**What to work on**
Could you please reproduce every record below exactly, leaving out the pictures?

**Extracted entries**

::::

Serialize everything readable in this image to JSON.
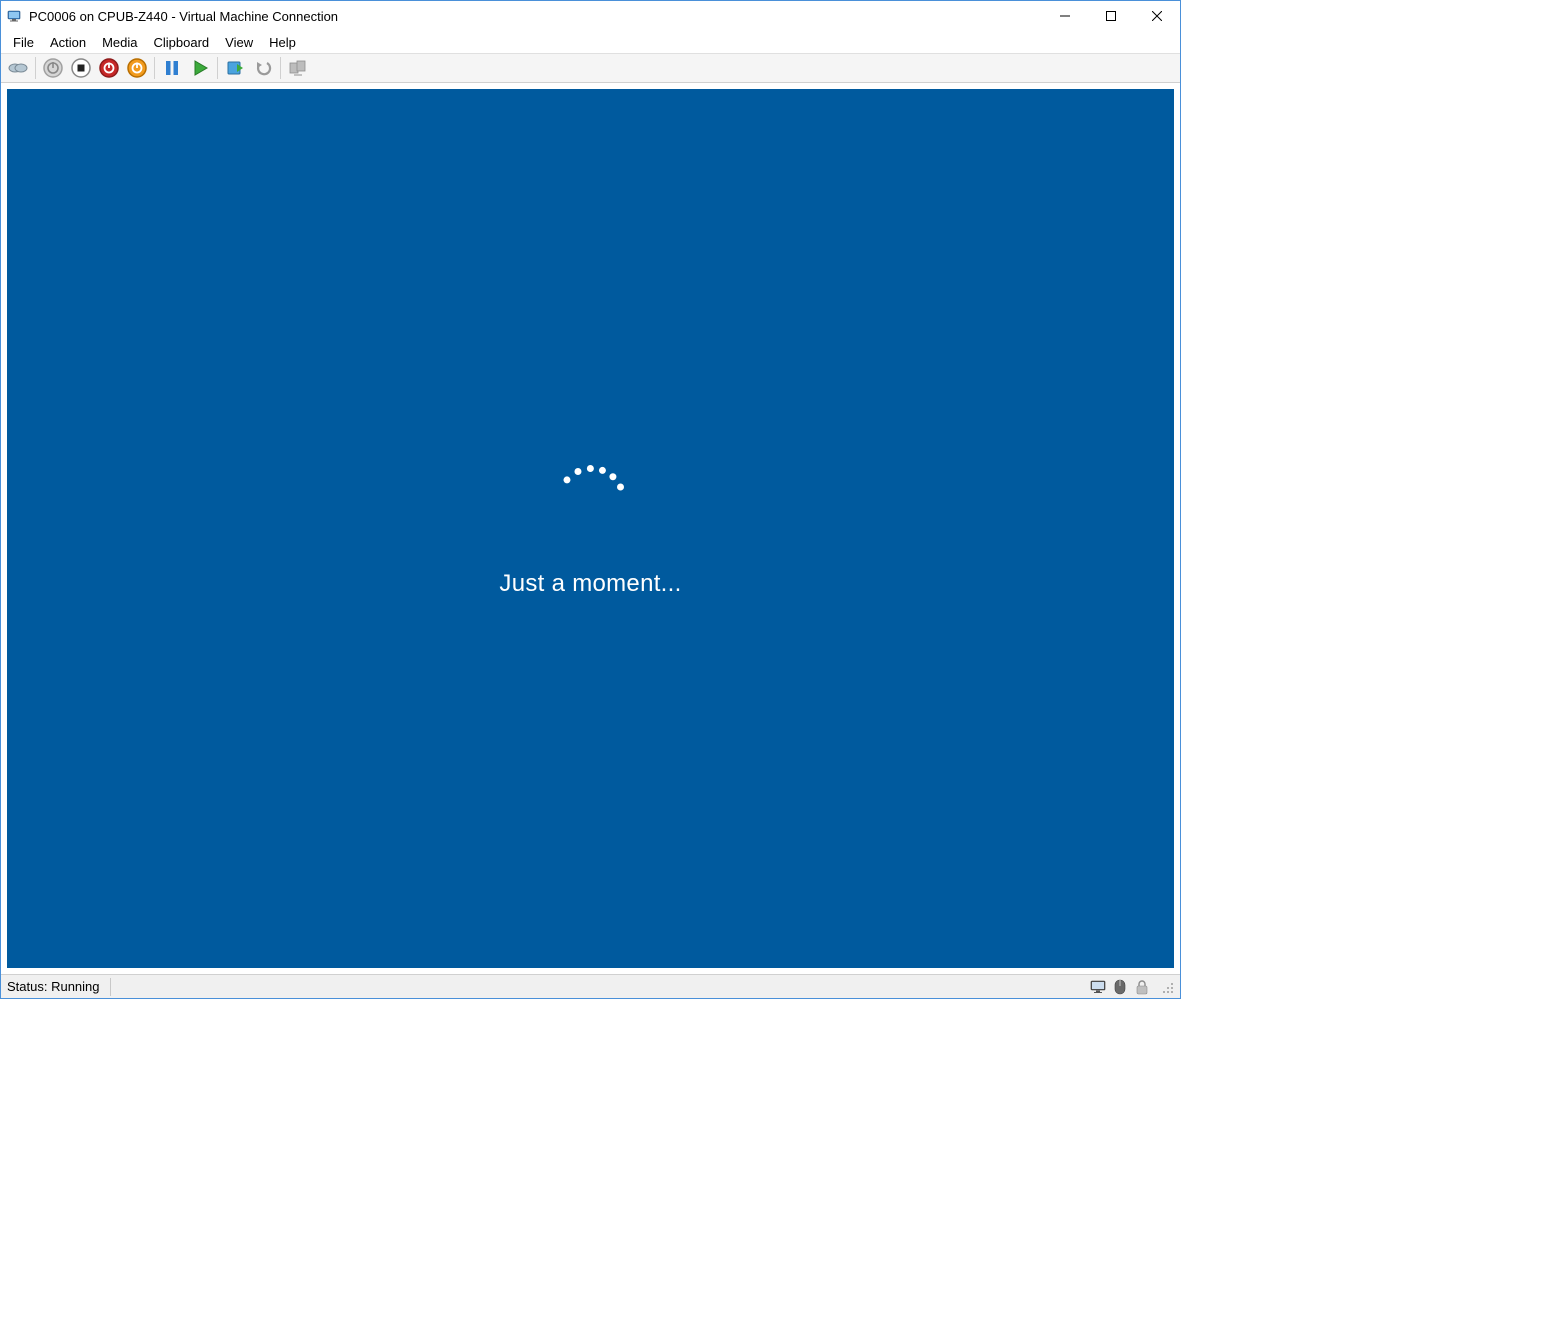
{
  "window": {
    "title": "PC0006 on CPUB-Z440 - Virtual Machine Connection"
  },
  "menu": {
    "items": [
      "File",
      "Action",
      "Media",
      "Clipboard",
      "View",
      "Help"
    ]
  },
  "toolbar": {
    "icons": [
      "ctrl-alt-del",
      "turn-off",
      "shutdown",
      "stop",
      "reset",
      "pause",
      "start",
      "checkpoint",
      "revert",
      "share"
    ]
  },
  "guest": {
    "message": "Just a moment...",
    "background_color": "#005a9e"
  },
  "status": {
    "text": "Status: Running",
    "icons": [
      "monitor",
      "mouse",
      "lock"
    ]
  }
}
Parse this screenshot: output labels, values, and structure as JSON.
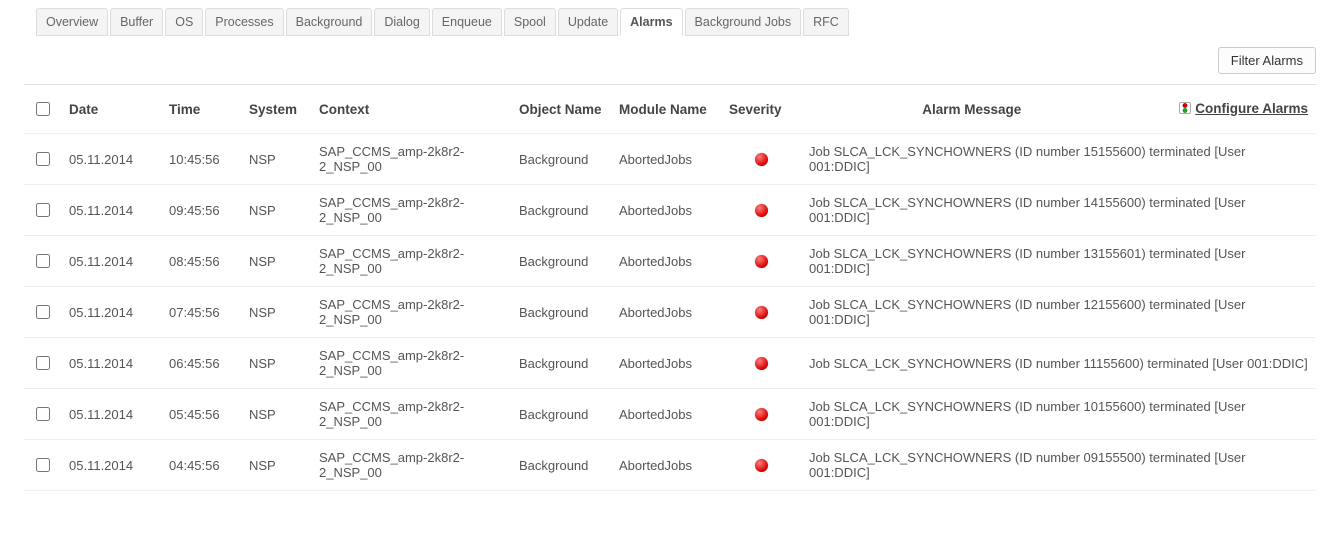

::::

**Output for this exercise**
Serialize everything readable in this image to JSON.
{
  "window": {
    "title": "PC0006 on CPUB-Z440 - Virtual Machine Connection"
  },
  "menu": {
    "items": [
      "File",
      "Action",
      "Media",
      "Clipboard",
      "View",
      "Help"
    ]
  },
  "toolbar": {
    "icons": [
      "ctrl-alt-del",
      "turn-off",
      "shutdown",
      "stop",
      "reset",
      "pause",
      "start",
      "checkpoint",
      "revert",
      "share"
    ]
  },
  "guest": {
    "message": "Just a moment...",
    "background_color": "#005a9e"
  },
  "status": {
    "text": "Status: Running",
    "icons": [
      "monitor",
      "mouse",
      "lock"
    ]
  }
}
Parse this screenshot: output labels, values, and structure as JSON.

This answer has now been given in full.